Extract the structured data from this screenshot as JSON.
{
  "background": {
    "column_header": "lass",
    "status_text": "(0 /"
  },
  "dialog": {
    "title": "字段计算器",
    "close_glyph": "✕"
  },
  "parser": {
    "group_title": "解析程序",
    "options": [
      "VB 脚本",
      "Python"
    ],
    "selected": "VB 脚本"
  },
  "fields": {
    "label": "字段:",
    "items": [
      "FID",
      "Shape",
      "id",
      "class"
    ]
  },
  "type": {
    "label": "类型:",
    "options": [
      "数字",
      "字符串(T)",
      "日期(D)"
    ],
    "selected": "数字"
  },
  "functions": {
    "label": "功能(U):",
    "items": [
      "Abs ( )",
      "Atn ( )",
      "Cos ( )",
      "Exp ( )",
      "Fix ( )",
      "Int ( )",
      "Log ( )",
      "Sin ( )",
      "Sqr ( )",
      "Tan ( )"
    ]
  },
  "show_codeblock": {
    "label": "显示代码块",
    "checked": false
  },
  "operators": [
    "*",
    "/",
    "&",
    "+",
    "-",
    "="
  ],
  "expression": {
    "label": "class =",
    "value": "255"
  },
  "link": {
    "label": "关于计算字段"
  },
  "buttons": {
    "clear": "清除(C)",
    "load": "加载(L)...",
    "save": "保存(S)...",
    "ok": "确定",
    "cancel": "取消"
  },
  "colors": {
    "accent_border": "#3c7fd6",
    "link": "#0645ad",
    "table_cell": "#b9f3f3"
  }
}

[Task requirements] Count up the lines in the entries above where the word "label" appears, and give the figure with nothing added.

[Response to this task] 6